Playing a few local shows each week, Minneapolis four-piece Beasthead is used to surprising people with their eclectic hip-hop and rock sound.
For multi-instrumentalist Doug Deitchler, Beasthead’s name juxtaposes with their music.
“People usually think that sounds like a metal band name,” Deitchler said.
The name keeps audiences guessing at Beasthead’s shows, including the band’s opening slot for Royal Canoe at 7th Street Entry on Saturday.
All head-banging connotations aside, singer Harry Reynolds said the name comes from his endearment for a lost love.
“’Beasthead’ was a song I wrote about a girl I dated,” Reynolds said. “She would get dressed up in this big, fuzzy, Technicolor bear head. It was the break-up song I wrote about her. It was a dope song.”
The song was good enough for Deitchler, guitarist Nick Whebbe and bassist Paul Novak — who played together in various bands throughout high school and college — to invite Reynolds to sing with the band.
Reynolds met his band members while attending college with Deitchler and Whebbe at the University of Minnesota, where Reynolds and Deitchler graduated in 2012 and 2013, respectively.
“I went for two years for engineering,” Whebbe said. “I didn’t go to class very much. I played a lot of guitar.”
Despite the band’s scholarly distractions, Deitchler said going to the University helped them start strong.
“We won a Battle of the Bands at the ‘U’ when we were still there and got to open on one of the outdoor stages at Spring Jam,” Deitchler said. “It was our third show.”
Reynolds said a later show at the Weisman Art Museum’s WAM-O-Rama led to Beasthead’s first brush with rock stardom.
“I had some old dude be like, ‘Give me your autograph,’” Reynolds said.
Upon graduating, Deitchler spent a year distributing the band’s 2013 debut EP “Tallest Trees” to hundreds of outlets, including fans, publications and blogs.
Eventually, a compilation featuring the band made its way to the Internet overseas, Deitchler said.
“This German blog wrote about it,” Deitchler said. “Since it said ‘featuring Beasthead,’ they thought it was a rapper. So in Germany, we may be blowing up.”
As Beasthead’s success grew, each member’s array of influences — including old-school hip-hop, jazz fusion and Weezer — shaped the band’s electronic, Auto-Tuned music.
“We’ve gotten criticism for using Auto-Tune on all those songs,” Deitchler said. “We’ve been trying things we’ve never done, and they’re getting better all the time.”
For Reynolds, who introduced the Auto-Tune that’s featured heavily on Beasthead’s EP, using the voice modulator is more experimental than pop-worthy.
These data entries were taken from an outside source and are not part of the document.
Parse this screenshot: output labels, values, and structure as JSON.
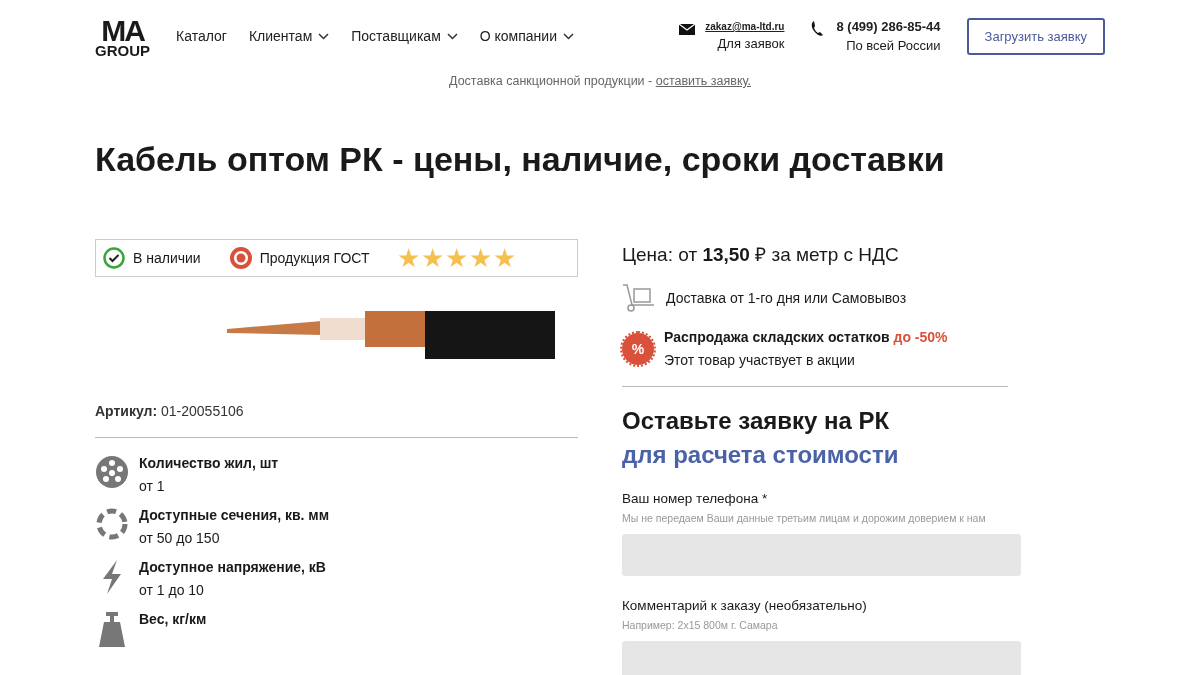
{
  "header": {
    "logo": {
      "top": "MA",
      "bottom": "GROUP"
    },
    "nav": [
      {
        "label": "Каталог",
        "dropdown": false
      },
      {
        "label": "Клиентам",
        "dropdown": true
      },
      {
        "label": "Поставщикам",
        "dropdown": true
      },
      {
        "label": "О компании",
        "dropdown": true
      }
    ],
    "email": {
      "address": "zakaz@ma-ltd.ru",
      "caption": "Для заявок"
    },
    "phone": {
      "number": "8 (499) 286-85-44",
      "caption": "По всей России"
    },
    "button": "Загрузить заявку"
  },
  "notice": {
    "text": "Доставка санкционной продукции - ",
    "link": "оставить заявку."
  },
  "title": "Кабель оптом РК - цены, наличие, сроки доставки",
  "badges": {
    "in_stock": "В наличии",
    "gost": "Продукция ГОСТ",
    "stars": 5
  },
  "article": {
    "label": "Артикул:",
    "value": "01-20055106"
  },
  "specs": [
    {
      "kind": "cores",
      "label": "Количество жил, шт",
      "value": "от 1"
    },
    {
      "kind": "section",
      "label": "Доступные сечения, кв. мм",
      "value": "от 50 до 150"
    },
    {
      "kind": "voltage",
      "label": "Доступное напряжение, кВ",
      "value": "от 1 до 10"
    },
    {
      "kind": "weight",
      "label": "Вес, кг/км"
    }
  ],
  "price": "Цена: от **13,50** ₽ за метр с НДС",
  "delivery": "Доставка от 1-го дня или Самовывоз",
  "sale": {
    "icon": "%",
    "title": "Распродажа складских остатков",
    "discount": "до -50%",
    "note": "Этот товар участвует в акции"
  },
  "form": {
    "title": "Оставьте заявку на РК",
    "subtitle": "для расчета стоимости",
    "fields": [
      {
        "label": "Ваш номер телефона *",
        "hint": "Мы не передаем Ваши данные третьим лицам и дорожим доверием к нам"
      },
      {
        "label": "Комментарий к заказу (необязательно)",
        "hint": "Например: 2х15 800м г. Самара"
      }
    ]
  }
}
“I was a guitar player,” Reynolds said. “Putting effects on the instrument is something that’s natural to me, because I’ve been doing it ever since I’ve been doing music. So, to put effects on a voice, I was like, ‘Why not?’”
Whebbe said the band understood Auto-Tune’s Cher connotations might confound the local music listener with its electronic distortion.
“The criticism is, ‘I can’t hear the lyrics,’” Whebbe said.
Reynolds dismissed the idea, saying Beasthead’s jam-induced songwriting led them to improvisatory studio techniques while they recorded “Tallest Trees.”
“I made up the lyrics for all those songs every single time we sang them,” Reynolds said. “I got to the recording studio, and I had to spend a day figuring out what I was singing. Most of it was nonsensical.”
Deitchler and Novak said Beasthead’s ad lib writing process kept the band growing.
“We’ve been doing this in different ways for so long that it’s natural,” Deitchler said. “Like, some people get into a habit where they exercise every day. We’re in such a habit where we play a show once a week.”
Novak took the analogy further.
“We’re musically ripped,” he joked.
“That’s why I don’t work out,” Reynolds laughed.
What: Royal Canoe with Beasthead
When: 8 p.m. Saturday
Where: 7th Street Entry, 701 N. First Ave, Minneapolis